Most of you have probably heard by now that longtime columnist Bill Conlin of the Philadelphia Daily News is alleged to have molested four children in the 1970s, according to the Philadelphia Inquirer. From ESPN.com news services:
… The four alleged victims told the Inquirer they were molested by Conlin in the 1970s, when they were between the ages of 7 and 12. The Inquirer reported that prosecutors took statements from the four last year but could not act on the allegations because they are beyond the statute of limitations. The law in New Jersey does not allow for cases to be prosecuted that occurred and were not reported prior to 1996.
… Conlin, who is 77, retired from the Daily News on Tuesday. His attorney, George Bochetto, issued a statement to the Inquirer, saying: “Mr. Conlin is obviously floored by these accusations, which supposedly happened 40 years ago. He has engaged me to do everything possible to bring the facts forward to vindicate his name.”
Craig Calcaterra of Hardball Talk discusses how the Baseball Writers Association of America found it important to reiterate that Conlin’s 2011 J.G. Taylor Spink Award is not affected, without acknowledging the gravity of the charges, and how some of the BBWAA members felt that was, as Andy Martino of the New York Daily News wrote, a “tone-deaf” statement, regardless of the ultimate outcome of the case.
Here’s what Philadelphia Daily News editor Larry Platt wrote:
… I first found out the Inquirer was working on a piece about Bill Monday. I read a draft of the piece this afternoon. It bears repeating all the necessary caveats, of course: at present, these are allegations. Bill has not been proven guilty or even charged with anything.
That said, I have to say the story made my stomach turn.

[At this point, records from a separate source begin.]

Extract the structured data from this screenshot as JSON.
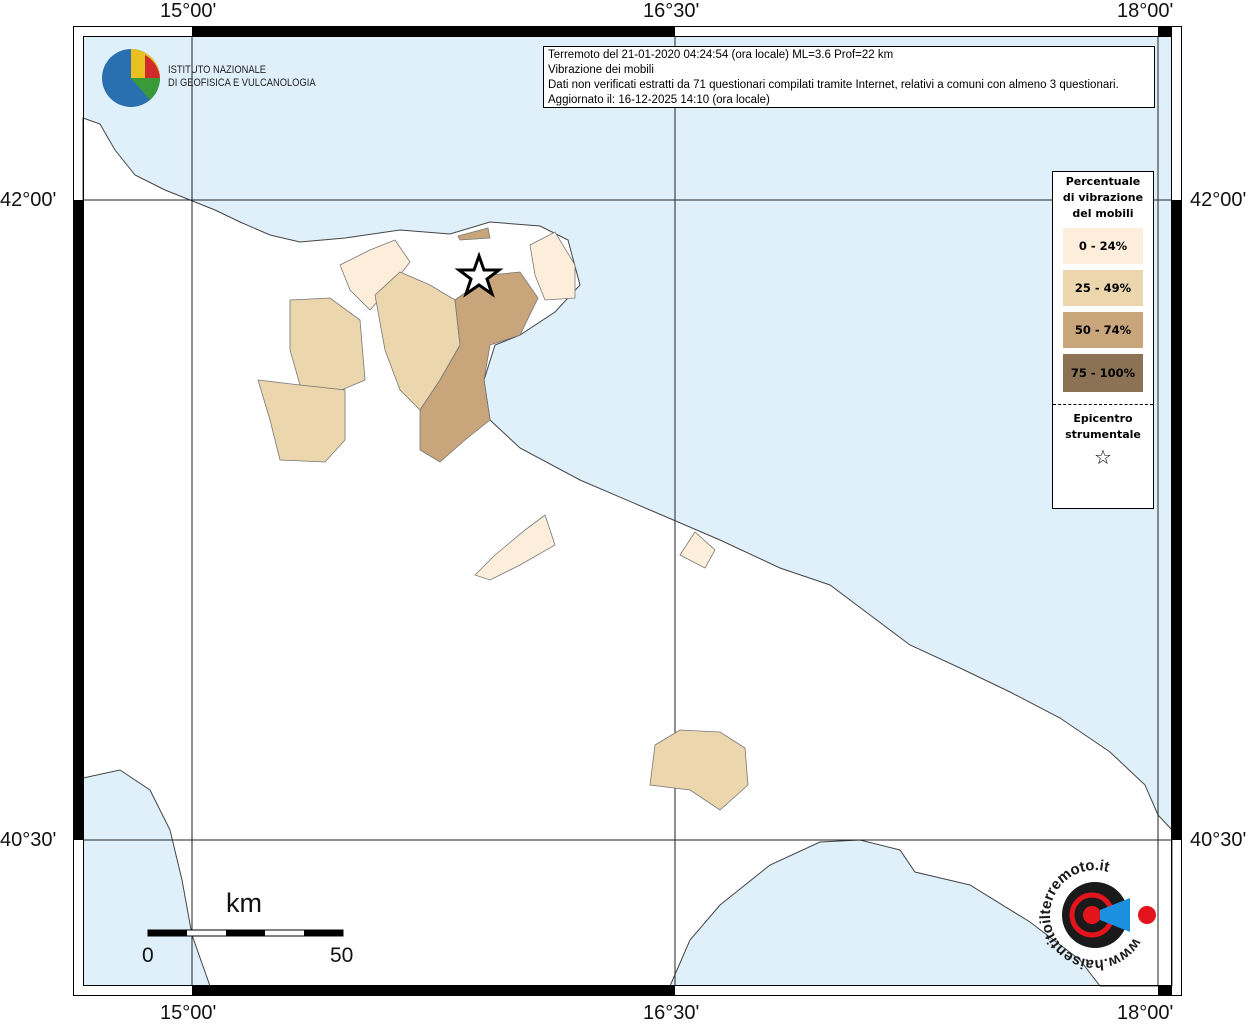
{
  "info": {
    "line1": "Terremoto del 21-01-2020 04:24:54 (ora locale) ML=3.6 Prof=22 km",
    "line2": "Vibrazione dei mobili",
    "line3": "Dati non verificati estratti da 71 questionari compilati tramite Internet, relativi a comuni con almeno 3 questionari.",
    "line4": "Aggiornato il: 16-12-2025 14:10 (ora locale)"
  },
  "logo": {
    "line1": "ISTITUTO NAZIONALE",
    "line2": "DI GEOFISICA E VULCANOLOGIA"
  },
  "axes": {
    "lon": [
      "15°00'",
      "16°30'",
      "18°00'"
    ],
    "lat": [
      "42°00'",
      "40°30'"
    ]
  },
  "legend": {
    "title": "Percentuale di vibrazione del mobili",
    "classes": [
      {
        "label": "0 - 24%",
        "color": "#fdeedb"
      },
      {
        "label": "25 - 49%",
        "color": "#ebd6ad"
      },
      {
        "label": "50 - 74%",
        "color": "#c8a57b"
      },
      {
        "label": "75 - 100%",
        "color": "#8b7254"
      }
    ],
    "epicenter_label": "Epicentro strumentale"
  },
  "scale": {
    "unit": "km",
    "min": "0",
    "max": "50"
  },
  "colors": {
    "sea": "#dff0fb",
    "land": "#ffffff"
  },
  "badge": {
    "text": "www.haisentitoilterremoto.it"
  }
}
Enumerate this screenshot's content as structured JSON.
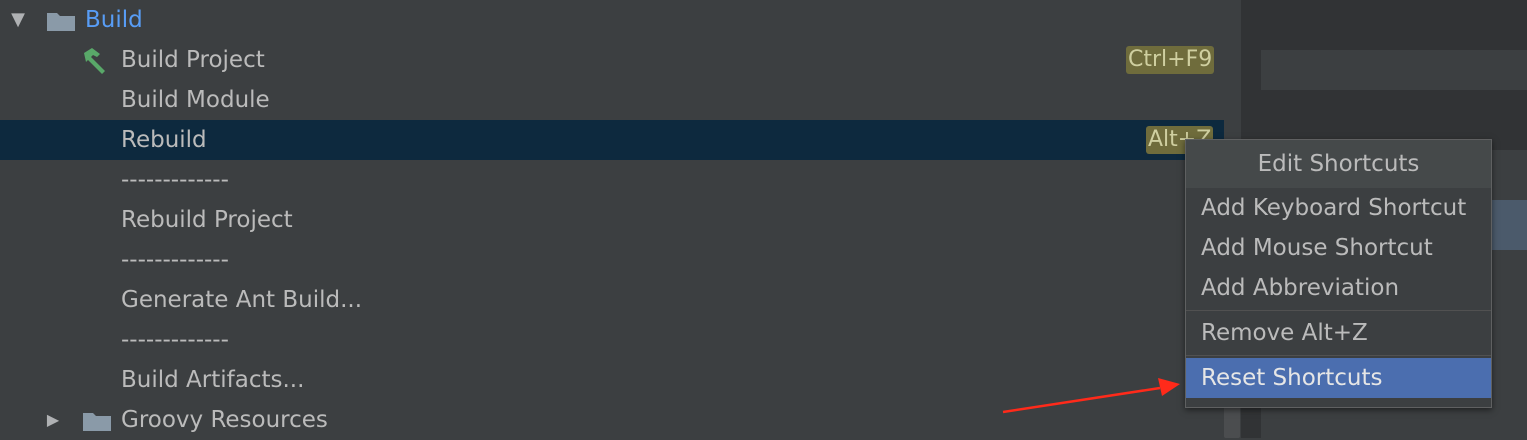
{
  "tree": {
    "build_folder": "Build",
    "items": [
      {
        "label": "Build Project",
        "shortcut": "Ctrl+F9"
      },
      {
        "label": "Build Module"
      },
      {
        "label": "Rebuild",
        "shortcut": "Alt+Z"
      },
      {
        "label": "-------------"
      },
      {
        "label": "Rebuild Project"
      },
      {
        "label": "-------------"
      },
      {
        "label": "Generate Ant Build..."
      },
      {
        "label": "-------------"
      },
      {
        "label": "Build Artifacts..."
      }
    ],
    "groovy_folder": "Groovy Resources"
  },
  "context_menu": {
    "title": "Edit Shortcuts",
    "items": [
      "Add Keyboard Shortcut",
      "Add Mouse Shortcut",
      "Add Abbreviation",
      "Remove Alt+Z",
      "Reset Shortcuts"
    ],
    "active_item": "Reset Shortcuts"
  },
  "colors": {
    "background": "#3c3f41",
    "selection": "#0d293e",
    "menu_active": "#4b6eaf",
    "shortcut_badge": "#6f6c3c",
    "folder_link": "#589df6",
    "annotation_arrow": "#ff2a1a"
  },
  "icons": [
    "expand-arrow-icon",
    "folder-icon",
    "hammer-icon",
    "collapse-arrow-icon"
  ]
}
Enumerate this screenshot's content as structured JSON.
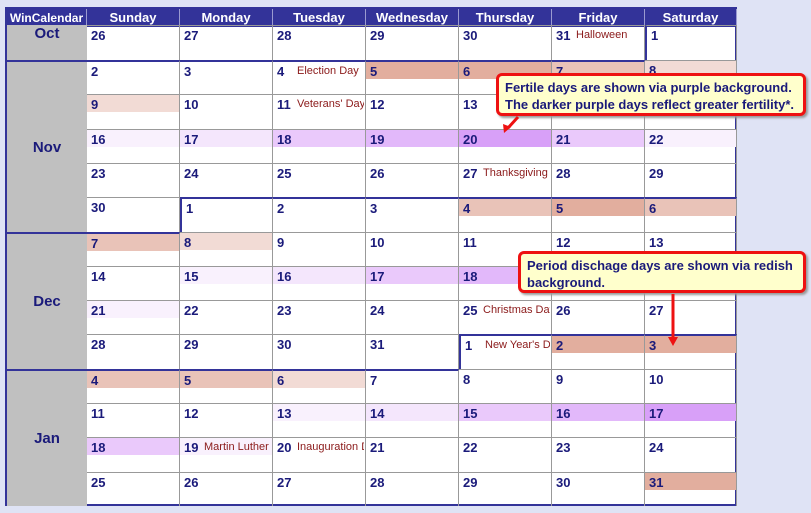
{
  "header": {
    "corner": "WinCalendar",
    "days": [
      "Sunday",
      "Monday",
      "Tuesday",
      "Wednesday",
      "Thursday",
      "Friday",
      "Saturday"
    ]
  },
  "shade_colors": {
    "p3": "#e2ae9e",
    "p2": "#e9c3b8",
    "p1": "#f2dbd5",
    "f4": "#d8a0f8",
    "f3": "#e2b8fa",
    "f2": "#eac9fb",
    "f1": "#f4e6fc",
    "f0": "#f9f1fd"
  },
  "months": [
    {
      "label": "Oct",
      "rows": 1,
      "align": "top"
    },
    {
      "label": "Nov",
      "rows": 5,
      "align": "center"
    },
    {
      "label": "Dec",
      "rows": 4,
      "align": "center"
    },
    {
      "label": "Jan",
      "rows": 4,
      "align": "center"
    }
  ],
  "weeks": [
    [
      {
        "d": "26",
        "m": 0
      },
      {
        "d": "27",
        "m": 0
      },
      {
        "d": "28",
        "m": 0
      },
      {
        "d": "29",
        "m": 0
      },
      {
        "d": "30",
        "m": 0
      },
      {
        "d": "31",
        "m": 0,
        "h": "Halloween"
      },
      {
        "d": "1",
        "m": 1
      }
    ],
    [
      {
        "d": "2",
        "m": 1
      },
      {
        "d": "3",
        "m": 1
      },
      {
        "d": "4",
        "m": 1,
        "h": "Election Day"
      },
      {
        "d": "5",
        "m": 1,
        "s": "p3"
      },
      {
        "d": "6",
        "m": 1,
        "s": "p3"
      },
      {
        "d": "7",
        "m": 1,
        "s": "p2"
      },
      {
        "d": "8",
        "m": 1,
        "s": "p1"
      }
    ],
    [
      {
        "d": "9",
        "m": 1,
        "s": "p1"
      },
      {
        "d": "10",
        "m": 1
      },
      {
        "d": "11",
        "m": 1,
        "h": "Veterans' Day"
      },
      {
        "d": "12",
        "m": 1
      },
      {
        "d": "13",
        "m": 1
      },
      {
        "d": "14",
        "m": 1
      },
      {
        "d": "15",
        "m": 1
      }
    ],
    [
      {
        "d": "16",
        "m": 1,
        "s": "f0"
      },
      {
        "d": "17",
        "m": 1,
        "s": "f1"
      },
      {
        "d": "18",
        "m": 1,
        "s": "f2"
      },
      {
        "d": "19",
        "m": 1,
        "s": "f3"
      },
      {
        "d": "20",
        "m": 1,
        "s": "f4"
      },
      {
        "d": "21",
        "m": 1,
        "s": "f2"
      },
      {
        "d": "22",
        "m": 1,
        "s": "f0"
      }
    ],
    [
      {
        "d": "23",
        "m": 1
      },
      {
        "d": "24",
        "m": 1
      },
      {
        "d": "25",
        "m": 1
      },
      {
        "d": "26",
        "m": 1
      },
      {
        "d": "27",
        "m": 1,
        "h": "Thanksgiving Day"
      },
      {
        "d": "28",
        "m": 1
      },
      {
        "d": "29",
        "m": 1
      }
    ],
    [
      {
        "d": "30",
        "m": 1
      },
      {
        "d": "1",
        "m": 2
      },
      {
        "d": "2",
        "m": 2
      },
      {
        "d": "3",
        "m": 2
      },
      {
        "d": "4",
        "m": 2,
        "s": "p2"
      },
      {
        "d": "5",
        "m": 2,
        "s": "p3"
      },
      {
        "d": "6",
        "m": 2,
        "s": "p2"
      }
    ],
    [
      {
        "d": "7",
        "m": 2,
        "s": "p2"
      },
      {
        "d": "8",
        "m": 2,
        "s": "p1"
      },
      {
        "d": "9",
        "m": 2
      },
      {
        "d": "10",
        "m": 2
      },
      {
        "d": "11",
        "m": 2
      },
      {
        "d": "12",
        "m": 2
      },
      {
        "d": "13",
        "m": 2
      }
    ],
    [
      {
        "d": "14",
        "m": 2
      },
      {
        "d": "15",
        "m": 2,
        "s": "f0"
      },
      {
        "d": "16",
        "m": 2,
        "s": "f1"
      },
      {
        "d": "17",
        "m": 2,
        "s": "f2"
      },
      {
        "d": "18",
        "m": 2,
        "s": "f3"
      },
      {
        "d": "19",
        "m": 2,
        "s": "f4"
      },
      {
        "d": "20",
        "m": 2,
        "s": "f2"
      }
    ],
    [
      {
        "d": "21",
        "m": 2,
        "s": "f0"
      },
      {
        "d": "22",
        "m": 2
      },
      {
        "d": "23",
        "m": 2
      },
      {
        "d": "24",
        "m": 2
      },
      {
        "d": "25",
        "m": 2,
        "h": "Christmas Day"
      },
      {
        "d": "26",
        "m": 2
      },
      {
        "d": "27",
        "m": 2
      }
    ],
    [
      {
        "d": "28",
        "m": 2
      },
      {
        "d": "29",
        "m": 2
      },
      {
        "d": "30",
        "m": 2
      },
      {
        "d": "31",
        "m": 2
      },
      {
        "d": "1",
        "m": 3,
        "h": "New Year's Day"
      },
      {
        "d": "2",
        "m": 3,
        "s": "p3"
      },
      {
        "d": "3",
        "m": 3,
        "s": "p3"
      }
    ],
    [
      {
        "d": "4",
        "m": 3,
        "s": "p2"
      },
      {
        "d": "5",
        "m": 3,
        "s": "p2"
      },
      {
        "d": "6",
        "m": 3,
        "s": "p1"
      },
      {
        "d": "7",
        "m": 3
      },
      {
        "d": "8",
        "m": 3
      },
      {
        "d": "9",
        "m": 3
      },
      {
        "d": "10",
        "m": 3
      }
    ],
    [
      {
        "d": "11",
        "m": 3
      },
      {
        "d": "12",
        "m": 3
      },
      {
        "d": "13",
        "m": 3,
        "s": "f0"
      },
      {
        "d": "14",
        "m": 3,
        "s": "f1"
      },
      {
        "d": "15",
        "m": 3,
        "s": "f2"
      },
      {
        "d": "16",
        "m": 3,
        "s": "f3"
      },
      {
        "d": "17",
        "m": 3,
        "s": "f4"
      }
    ],
    [
      {
        "d": "18",
        "m": 3,
        "s": "f2"
      },
      {
        "d": "19",
        "m": 3,
        "s": "f0",
        "h": "Martin Luther King Day"
      },
      {
        "d": "20",
        "m": 3,
        "h": "Inauguration Day"
      },
      {
        "d": "21",
        "m": 3
      },
      {
        "d": "22",
        "m": 3
      },
      {
        "d": "23",
        "m": 3
      },
      {
        "d": "24",
        "m": 3
      }
    ],
    [
      {
        "d": "25",
        "m": 3
      },
      {
        "d": "26",
        "m": 3
      },
      {
        "d": "27",
        "m": 3
      },
      {
        "d": "28",
        "m": 3
      },
      {
        "d": "29",
        "m": 3
      },
      {
        "d": "30",
        "m": 3
      },
      {
        "d": "31",
        "m": 3,
        "s": "p3"
      }
    ]
  ],
  "callouts": {
    "fertile": "Fertile days are shown via purple background. The darker purple days reflect greater fertility*.",
    "period": "Period dischage days are shown via redish background."
  }
}
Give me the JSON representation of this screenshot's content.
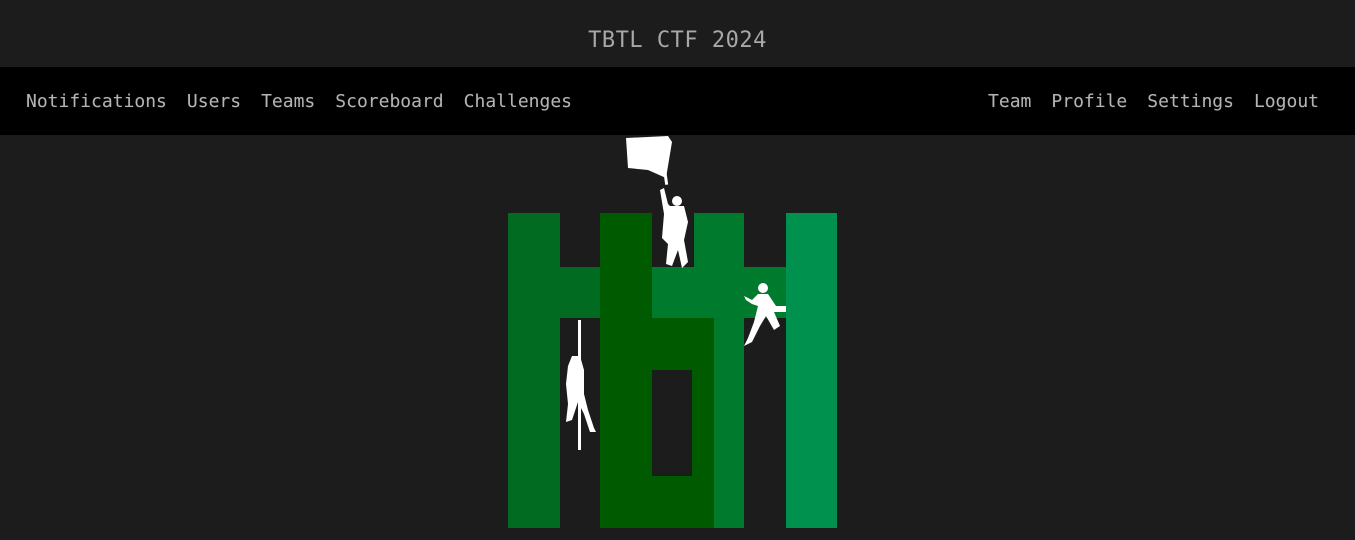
{
  "header": {
    "title": "TBTL CTF 2024"
  },
  "nav": {
    "left": [
      {
        "label": "Notifications"
      },
      {
        "label": "Users"
      },
      {
        "label": "Teams"
      },
      {
        "label": "Scoreboard"
      },
      {
        "label": "Challenges"
      }
    ],
    "right": [
      {
        "label": "Team"
      },
      {
        "label": "Profile"
      },
      {
        "label": "Settings"
      },
      {
        "label": "Logout"
      }
    ]
  },
  "logo": {
    "colors": {
      "letter_t1": "#006b21",
      "letter_b": "#005a00",
      "letter_t2": "#007b2e",
      "letter_l": "#00914f",
      "figures": "#ffffff"
    }
  }
}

I can’t shake the disgust and rage I felt after reading the allegations in the piece, nor can I stop thinking about the victims.
I have known Bill Conlin since 1990, and before that, I knew him as a legendary voice on the page. I simply do not know how to reconcile what I’ve read with the man I know. I spoke to him today. He offered to retire and I immediately accepted. I knew I’d never be comfortable running his byline again.
For a long time today, we struggled with how to best acknowledge this story without knowing the facts or reporting on it ourselves. It is a strange and sad time in the newsroom, and we will do our best to cover this as if it were any other high-profile figure in Philadelphia. But of course it is not just another high-profile figure in Philadelphia.
Conlin has been synonymous with this paper for five decades, and to pretend that we know how to approach a story like this is to insult your intelligence. All I can promise you is that we will attempt to be as thorough and fair as we can possibly be – not just to the facts of the story – but also to you, our readers. And that means being as open and transparent as we can be.
Since this is such uncharted territory, I don’t know precisely what that will look like. I do know this: This is a tragedy. It’s tragic for the victims, for Conlin’s family, for the family of the Daily News, but also for the familial relationship we have with our readers. Like me, you’ve grown up with and trusted Conlin’s bellowing voice. Now that trust is compromised by horrific allegations.
When I spoke with my stunned staff today, I found myself uncharacteristically at a loss for words. But then the reporters and editors among us started speaking up. They wanted to report this story. It was, for me, an oddly inspiring moment.
They reminded me: This is what we do. We hold people accountable, and we’ve done that with everyone from mayors to Jerry Sandusky. Now we just may have to do it with one of our own.
“We were shocked and saddened to learn of the allegations involving Bill Conlin and we extend our sympathies to everyone involved. This is a matter far more serious than baseball and, at this point, a matter best left to the proper authorities.”
– Bill Shaikin, Los Angeles Times
Dec. 21, 2011